The Accounts Commission will, of course, be actively involved in scrutinising those issues in relation to local authorities’ financial performance, so the independent scrutiny that Mr Brodie requested is part of the existing arrangements.
As Mr Findlay knows, that matter is the subject of active dialogue between me and West Lothian Council. We are providing practical assistance, which comes at a cost, to support many of the individuals whom Hall’s of Broxburn has already made redundant. That financial contribution does not come through the local government finance settlement; it comes through other financial arrangements.
The Hall’s of Broxburn task force will also consider issues relating to the economic recovery within West Lothian.

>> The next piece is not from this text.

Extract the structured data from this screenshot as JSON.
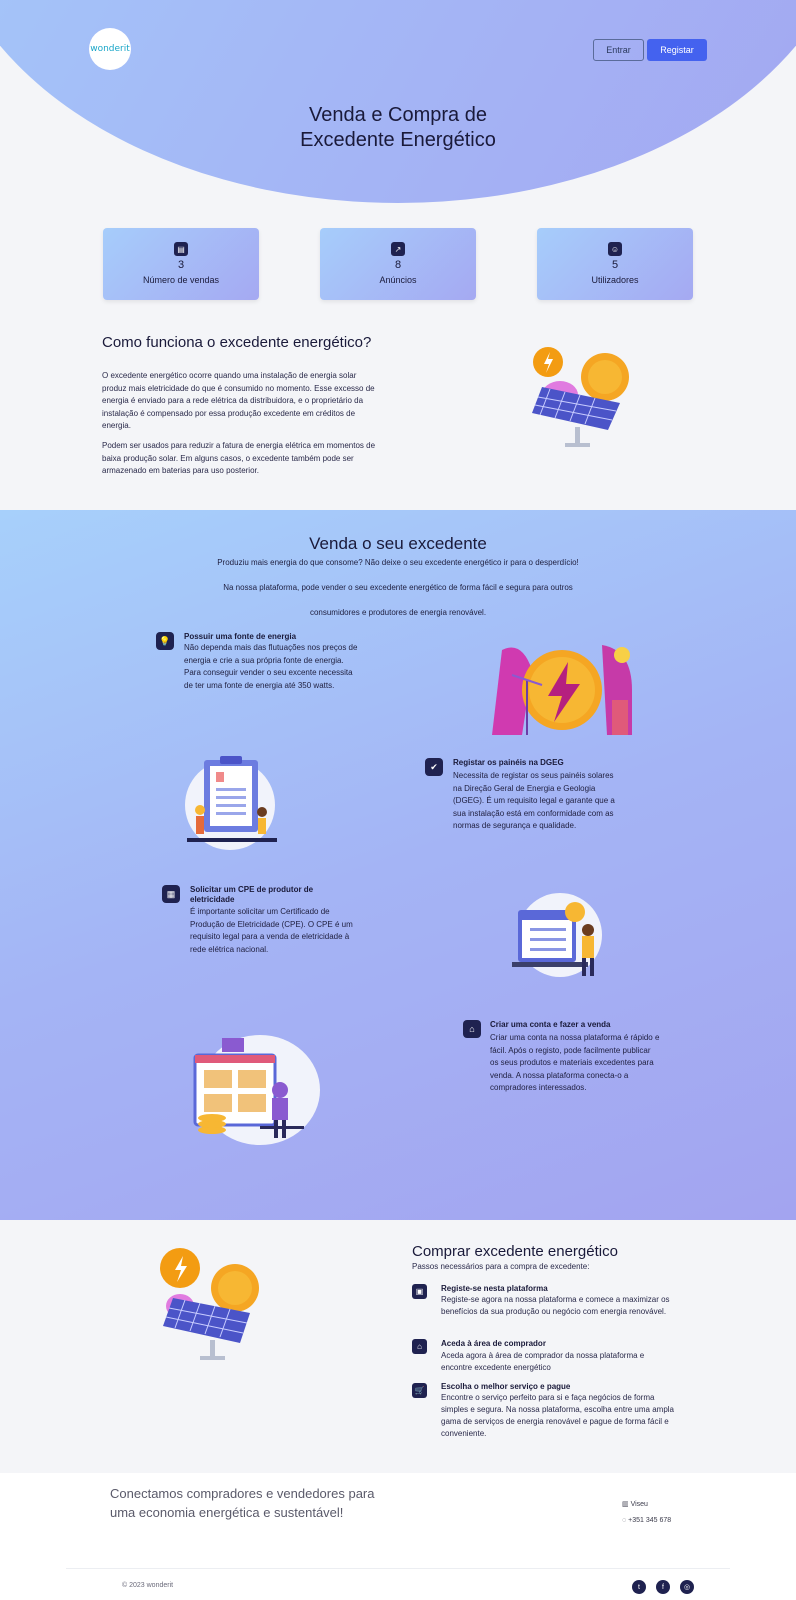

I have already signalled that the Government will make a financial contribution towards that.
The resources that have been generated from the public health supplement form part of the assessment of non-domestic rates income that I have made within the budget settlement. In addition, we have clearly set out, in partnership with local government, various ways in which we are taking forward a range of preventative spending measures—the total over the spending review period is £500 million—that are designed to ensure that we take early action to remedy some of the challenges and difficulties that we experience in our society.
The public health supplement forms part of the assessment of non-domestic rates income that I have made, and it is reflected in the policy priorities of the spending review.

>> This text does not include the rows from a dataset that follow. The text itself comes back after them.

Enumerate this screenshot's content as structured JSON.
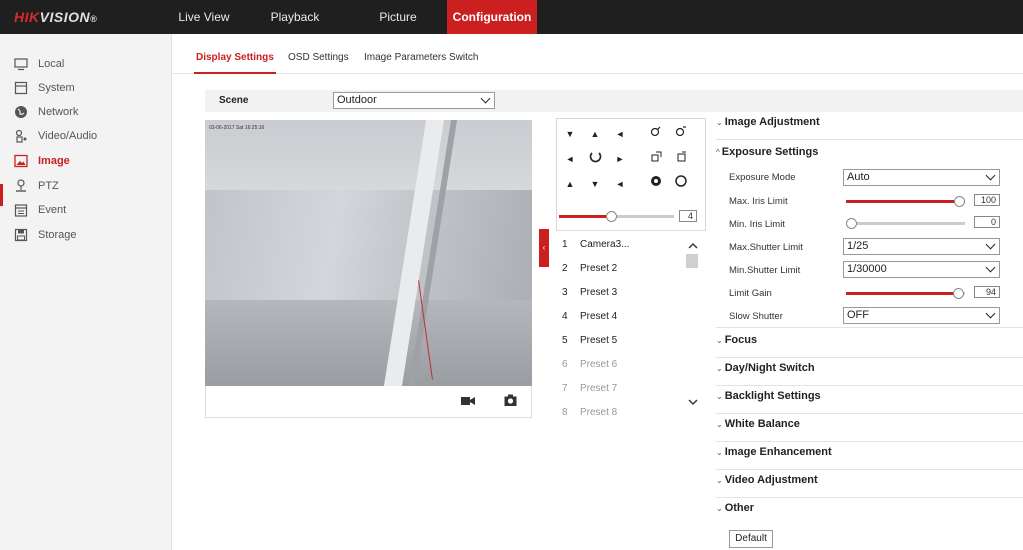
{
  "brand": {
    "name_red": "HIK",
    "name_white": "VISION",
    "mark": "®"
  },
  "nav": [
    {
      "label": "Live View"
    },
    {
      "label": "Playback"
    },
    {
      "label": "Picture"
    },
    {
      "label": "Configuration"
    }
  ],
  "sidebar": {
    "items": [
      {
        "label": "Local",
        "icon": "monitor-icon"
      },
      {
        "label": "System",
        "icon": "system-icon"
      },
      {
        "label": "Network",
        "icon": "globe-icon"
      },
      {
        "label": "Video/Audio",
        "icon": "video-audio-icon"
      },
      {
        "label": "Image",
        "icon": "image-icon"
      },
      {
        "label": "PTZ",
        "icon": "ptz-icon"
      },
      {
        "label": "Event",
        "icon": "calendar-icon"
      },
      {
        "label": "Storage",
        "icon": "storage-icon"
      }
    ],
    "active": "Image"
  },
  "tabs": [
    {
      "label": "Display Settings"
    },
    {
      "label": "OSD Settings"
    },
    {
      "label": "Image Parameters Switch"
    }
  ],
  "scene": {
    "label": "Scene",
    "value": "Outdoor"
  },
  "video": {
    "osd_text": "03-06-2017 Sat 16:25:16"
  },
  "ptz": {
    "speed": {
      "value": "4",
      "fraction": 0.45
    },
    "presets": [
      {
        "num": "1",
        "name": "Camera3..."
      },
      {
        "num": "2",
        "name": "Preset 2"
      },
      {
        "num": "3",
        "name": "Preset 3"
      },
      {
        "num": "4",
        "name": "Preset 4"
      },
      {
        "num": "5",
        "name": "Preset 5"
      },
      {
        "num": "6",
        "name": "Preset 6"
      },
      {
        "num": "7",
        "name": "Preset 7"
      },
      {
        "num": "8",
        "name": "Preset 8"
      }
    ]
  },
  "sections": {
    "image_adjustment": "Image Adjustment",
    "exposure_settings": "Exposure Settings",
    "focus": "Focus",
    "day_night": "Day/Night Switch",
    "backlight": "Backlight Settings",
    "white_balance": "White Balance",
    "image_enhancement": "Image Enhancement",
    "video_adjustment": "Video Adjustment",
    "other": "Other"
  },
  "exposure": {
    "mode": {
      "label": "Exposure Mode",
      "value": "Auto"
    },
    "max_iris": {
      "label": "Max. Iris Limit",
      "value": "100",
      "fraction": 1.0
    },
    "min_iris": {
      "label": "Min. Iris Limit",
      "value": "0",
      "fraction": 0.0
    },
    "max_shutter": {
      "label": "Max.Shutter Limit",
      "value": "1/25"
    },
    "min_shutter": {
      "label": "Min.Shutter Limit",
      "value": "1/30000"
    },
    "limit_gain": {
      "label": "Limit Gain",
      "value": "94",
      "fraction": 0.94
    },
    "slow_shutter": {
      "label": "Slow Shutter",
      "value": "OFF"
    }
  },
  "default_label": "Default",
  "colors": {
    "accent": "#cc1f1f",
    "topbar": "#1f1f1f",
    "sidebar": "#f3f3f3"
  }
}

Will the cabinet secretary collate the savings packages that the 32 local authorities will produce as a result of the finance settlement that has been outlined today, to allow his department to carry out a full economic impact assessment of them? Will he make that information available to the Parliament?
That really is a matter for each individual local authority to take forward. As Mr Griffin will know from his experience in North Lanarkshire Council, a range of options are put forward, a large proportion of which are not pursued by the elected members for the simple reason that they do not have to make all the savings that are suggested.
As we go through a process of reform of public services, we clearly identify other and different ways in which services can be delivered, which can have better outcomes for people in Scotland. We should not be afraid to change the way in which we deliver public services to deliver better outcomes for the citizens of our country.
Mr Brown will forgive me if I do not give him an answer to that specific question in relation to the budget today, but if he needs me to write to him about that later, I will certainly do so. I am sure that, given a couple of minutes, I could run my eye down the table and tell him the exact answer.
The reason why any local authority will receive a cash-terms cut is because of the application of the distribution formula for local authorities, which, as he will know, is affected by a wide variety of indicators—principally population change, but also deprivation, sparsity of population, issues such as special island status and a variety of matters of that nature. Those are the relevant factors.
If Mr Brown looks at the table that I have supplied to members, he will see that the expenditure, taking account of the police and fire changes, totals £9.365 billion in 2012-13 and that it will be £9.396 billion in 2013-14, which is, of course, a higher number than in 2012-13.
The Government responds to any particular circumstances that have an adverse economic impact on different parts of the country with a variety of different interventions. The Government is working, of course, to avoid the outcome that Margo MacDonald suggested, and we will continue to do so with all our efforts.